“It was a really difficult decision but one of the challenges for me was that I had a personal goal to make money,” he says. “I didn’t come from money but I always had a dream of very big things. I wanted expensive cars and the things that went along with them. So I decided I wasn’t going to go into architecture, and business was something else that interested me, and engineering has more of a business process with operations and design.”
When he decided to go into investment banking, he was the odd one out – competing against the numerous MBA candidates that year.
“I got a lot of rejections mainly because right on the application it would state only MBAs to apply,” he says. “But I was arrogant and applied anyways.”
It was during a second round of interviews with RBC Dominion Securities that he caught his big break and was able to convince the executives that an engineer should be able to join their firm. He spent almost six years on the open trading floor at the bank, learning skills he calls fundamental to his development as a leader and entrepreneur.
“Putting everyone into a single pit is the best learning experience for any individual, especially in an entrepreneurial, growth-oriented company,” he says. “I built both my companies with similar layouts so that everyone can have that feeling of being a part of it. Everyone feeds off the energy – especially in a stage of growth when it resonates with everyone.”
His big break came in 2004 when one of his U.S. clients approached him about building a business in Canada for them. Three weeks later he resigned and launched Claymore.
“I had already decided that I didn’t want to stay long term at the bank and this opportunity immediately jumped out at me,” Mr. Seif, who has a sweet tooth, says between spoonfuls of mango pudding. “I knew this was it. This was the bed I was going to make and the risk I was going to take.”
Taking chances with people is another practice he has incorporated into his own hiring. Both at Claymore and Purpose, where he has 17 employees, he has looked more at what an individual is telling him they can do than what they have written down on a résumé.

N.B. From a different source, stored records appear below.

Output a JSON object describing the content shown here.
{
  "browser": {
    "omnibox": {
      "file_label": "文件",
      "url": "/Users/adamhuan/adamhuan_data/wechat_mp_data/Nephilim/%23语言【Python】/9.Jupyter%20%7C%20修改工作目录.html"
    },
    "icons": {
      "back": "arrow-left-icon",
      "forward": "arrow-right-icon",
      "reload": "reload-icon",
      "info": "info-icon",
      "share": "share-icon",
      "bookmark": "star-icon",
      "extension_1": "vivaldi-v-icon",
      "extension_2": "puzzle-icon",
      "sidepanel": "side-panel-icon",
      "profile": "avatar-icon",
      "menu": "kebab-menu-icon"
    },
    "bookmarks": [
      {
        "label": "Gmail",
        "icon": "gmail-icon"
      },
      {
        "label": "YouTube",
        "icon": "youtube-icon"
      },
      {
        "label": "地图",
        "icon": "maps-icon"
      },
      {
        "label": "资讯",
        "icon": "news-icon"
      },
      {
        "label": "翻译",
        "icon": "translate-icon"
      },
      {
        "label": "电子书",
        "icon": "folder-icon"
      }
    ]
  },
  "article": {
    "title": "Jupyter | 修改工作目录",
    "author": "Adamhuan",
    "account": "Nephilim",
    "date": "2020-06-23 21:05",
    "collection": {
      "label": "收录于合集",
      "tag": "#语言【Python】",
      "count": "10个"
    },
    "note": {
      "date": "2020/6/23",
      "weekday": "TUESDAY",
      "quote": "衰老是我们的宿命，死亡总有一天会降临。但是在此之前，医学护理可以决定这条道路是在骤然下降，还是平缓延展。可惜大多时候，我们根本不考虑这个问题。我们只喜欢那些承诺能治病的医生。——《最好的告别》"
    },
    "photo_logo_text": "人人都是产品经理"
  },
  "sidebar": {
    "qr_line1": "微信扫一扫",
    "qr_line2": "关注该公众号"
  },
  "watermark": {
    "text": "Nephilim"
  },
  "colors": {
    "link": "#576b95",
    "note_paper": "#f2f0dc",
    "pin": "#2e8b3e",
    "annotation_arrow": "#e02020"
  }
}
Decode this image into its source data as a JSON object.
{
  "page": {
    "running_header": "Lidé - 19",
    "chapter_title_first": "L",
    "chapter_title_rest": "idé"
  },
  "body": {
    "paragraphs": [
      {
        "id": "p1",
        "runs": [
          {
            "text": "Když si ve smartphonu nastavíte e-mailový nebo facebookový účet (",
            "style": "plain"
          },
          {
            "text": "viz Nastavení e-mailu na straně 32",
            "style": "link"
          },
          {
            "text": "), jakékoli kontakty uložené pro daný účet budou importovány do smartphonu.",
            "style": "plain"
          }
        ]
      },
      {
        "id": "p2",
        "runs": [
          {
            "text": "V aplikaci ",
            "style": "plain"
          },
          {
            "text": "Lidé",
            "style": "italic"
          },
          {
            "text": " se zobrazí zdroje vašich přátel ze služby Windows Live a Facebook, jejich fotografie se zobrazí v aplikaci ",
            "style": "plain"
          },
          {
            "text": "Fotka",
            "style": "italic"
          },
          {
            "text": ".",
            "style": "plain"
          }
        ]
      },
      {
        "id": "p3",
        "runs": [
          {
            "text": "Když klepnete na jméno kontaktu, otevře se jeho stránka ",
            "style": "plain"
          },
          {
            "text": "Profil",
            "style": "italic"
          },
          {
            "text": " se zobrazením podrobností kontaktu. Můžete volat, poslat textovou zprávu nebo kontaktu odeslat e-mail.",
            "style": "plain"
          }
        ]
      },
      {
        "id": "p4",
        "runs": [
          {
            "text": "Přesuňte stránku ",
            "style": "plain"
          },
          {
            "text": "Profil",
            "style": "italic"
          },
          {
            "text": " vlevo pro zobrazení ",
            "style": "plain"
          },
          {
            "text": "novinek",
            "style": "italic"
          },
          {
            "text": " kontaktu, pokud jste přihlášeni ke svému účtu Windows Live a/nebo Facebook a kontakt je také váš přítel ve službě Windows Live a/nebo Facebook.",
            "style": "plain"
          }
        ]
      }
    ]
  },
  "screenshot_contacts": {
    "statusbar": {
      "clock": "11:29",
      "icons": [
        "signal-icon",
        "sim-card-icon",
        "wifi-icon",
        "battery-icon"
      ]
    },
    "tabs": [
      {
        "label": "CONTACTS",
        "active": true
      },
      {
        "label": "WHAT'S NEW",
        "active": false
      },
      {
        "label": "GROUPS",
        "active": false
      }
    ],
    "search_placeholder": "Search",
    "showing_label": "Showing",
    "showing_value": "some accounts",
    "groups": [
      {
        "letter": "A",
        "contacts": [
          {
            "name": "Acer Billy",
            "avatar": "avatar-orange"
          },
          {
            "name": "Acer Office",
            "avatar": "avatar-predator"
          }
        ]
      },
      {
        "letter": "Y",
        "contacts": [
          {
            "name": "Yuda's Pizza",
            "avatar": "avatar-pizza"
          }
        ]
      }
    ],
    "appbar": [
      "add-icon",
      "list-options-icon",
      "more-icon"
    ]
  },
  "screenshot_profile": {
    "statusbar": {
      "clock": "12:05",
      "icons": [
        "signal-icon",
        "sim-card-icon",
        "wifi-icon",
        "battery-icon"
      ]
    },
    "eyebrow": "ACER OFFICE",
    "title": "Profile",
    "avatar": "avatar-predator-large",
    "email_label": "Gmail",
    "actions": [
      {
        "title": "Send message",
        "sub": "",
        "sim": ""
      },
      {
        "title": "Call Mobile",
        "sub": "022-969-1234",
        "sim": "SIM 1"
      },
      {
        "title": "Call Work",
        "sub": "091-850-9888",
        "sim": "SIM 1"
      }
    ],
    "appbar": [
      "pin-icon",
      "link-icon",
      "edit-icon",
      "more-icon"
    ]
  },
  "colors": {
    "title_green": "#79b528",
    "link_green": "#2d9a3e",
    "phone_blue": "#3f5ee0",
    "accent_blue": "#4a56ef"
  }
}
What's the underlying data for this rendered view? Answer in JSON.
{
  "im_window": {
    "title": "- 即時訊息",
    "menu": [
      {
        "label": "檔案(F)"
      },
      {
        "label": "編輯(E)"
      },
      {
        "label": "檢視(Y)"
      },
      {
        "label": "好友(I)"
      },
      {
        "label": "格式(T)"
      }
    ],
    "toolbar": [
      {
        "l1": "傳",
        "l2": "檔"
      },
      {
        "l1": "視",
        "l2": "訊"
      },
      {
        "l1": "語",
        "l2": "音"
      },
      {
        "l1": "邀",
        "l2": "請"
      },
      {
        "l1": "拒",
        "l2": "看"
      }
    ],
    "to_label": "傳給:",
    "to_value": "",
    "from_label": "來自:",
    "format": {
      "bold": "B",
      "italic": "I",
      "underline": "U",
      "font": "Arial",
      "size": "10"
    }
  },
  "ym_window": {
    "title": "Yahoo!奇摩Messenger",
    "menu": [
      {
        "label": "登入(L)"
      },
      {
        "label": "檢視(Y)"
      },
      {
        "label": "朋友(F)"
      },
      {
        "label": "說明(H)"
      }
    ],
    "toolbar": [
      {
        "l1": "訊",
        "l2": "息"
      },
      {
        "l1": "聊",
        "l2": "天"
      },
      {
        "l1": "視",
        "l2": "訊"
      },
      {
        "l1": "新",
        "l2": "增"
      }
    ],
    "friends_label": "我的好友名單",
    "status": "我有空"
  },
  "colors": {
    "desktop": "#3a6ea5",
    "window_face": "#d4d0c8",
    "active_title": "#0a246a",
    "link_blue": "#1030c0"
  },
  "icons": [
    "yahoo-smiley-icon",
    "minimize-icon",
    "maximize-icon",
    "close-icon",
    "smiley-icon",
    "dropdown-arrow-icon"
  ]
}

“I believe in their character and their effort – and what their drive is – because ultimately that is what made me who I am,” he says. “I’m always looking for the next 28-year-old Som to walk into my office.”